Knight BC et al has recently published in the Annals of Surgery an interesting study on the regression of Barrett’s esophagus following laparoscopic Nissen fundoplication surgery for GERD. Since 1991, the authors followed prospectively 50 GERD patients with Barrett’s esophagus who underwent laparoscopic fundoplication. the average post-operative follow up was 12 years. All patients underwent repeat upper endoscopy with biopsies and ambulatory pH testing using the BRAVO system. 41% of patients had complete histologic regression of Barrett’s esophagus, and 64% showed endoscopic reduction in the length of Barrett’s esophagus. In both groups, esophageal acid exposure was significantly lower than patients with no improvement in their Barrett’s esophagus histology or segment length. 92% of patients reported excellent or good surgery outcome.

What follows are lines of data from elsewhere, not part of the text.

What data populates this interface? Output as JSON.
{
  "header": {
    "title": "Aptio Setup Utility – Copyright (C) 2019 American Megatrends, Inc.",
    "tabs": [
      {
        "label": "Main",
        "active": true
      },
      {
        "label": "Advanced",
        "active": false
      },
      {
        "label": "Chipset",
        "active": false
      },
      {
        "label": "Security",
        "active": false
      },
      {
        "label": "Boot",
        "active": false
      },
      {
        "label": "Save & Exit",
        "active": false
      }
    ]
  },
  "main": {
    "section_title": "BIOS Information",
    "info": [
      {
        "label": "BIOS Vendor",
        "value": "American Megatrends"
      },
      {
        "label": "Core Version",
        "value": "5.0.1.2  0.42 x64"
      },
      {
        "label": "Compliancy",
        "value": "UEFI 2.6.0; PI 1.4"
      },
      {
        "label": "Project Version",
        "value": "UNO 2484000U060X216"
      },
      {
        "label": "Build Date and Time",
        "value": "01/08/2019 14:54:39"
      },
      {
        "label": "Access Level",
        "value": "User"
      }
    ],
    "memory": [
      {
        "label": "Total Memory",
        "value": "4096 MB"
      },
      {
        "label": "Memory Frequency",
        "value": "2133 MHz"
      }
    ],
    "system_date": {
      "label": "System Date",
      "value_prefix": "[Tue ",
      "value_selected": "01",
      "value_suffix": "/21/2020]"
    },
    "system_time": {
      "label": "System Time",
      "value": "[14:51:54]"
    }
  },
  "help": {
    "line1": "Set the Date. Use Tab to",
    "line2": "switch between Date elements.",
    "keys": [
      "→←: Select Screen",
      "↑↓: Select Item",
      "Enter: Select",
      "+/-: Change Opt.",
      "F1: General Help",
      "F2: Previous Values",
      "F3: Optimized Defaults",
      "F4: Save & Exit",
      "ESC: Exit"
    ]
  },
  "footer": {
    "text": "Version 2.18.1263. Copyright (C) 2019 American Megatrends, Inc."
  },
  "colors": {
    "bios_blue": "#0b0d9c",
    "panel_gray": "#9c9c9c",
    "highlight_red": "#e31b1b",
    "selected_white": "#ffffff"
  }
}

This study demonstrates the effectiveness, safety and durability of Nissen fundoplication in GERD patients with Barrett’s esophagus. Barrett’s esophagus represents advanced GERD. Barrett’s mucosa ablation and continued PPI use do not address the underlying cause. When properly performed by acid reflux specialists and experts in the field of laparoscopic foregut surgery, Nissen fundoplication remains the most reliable solution for GERD and Barrett’s esophagus.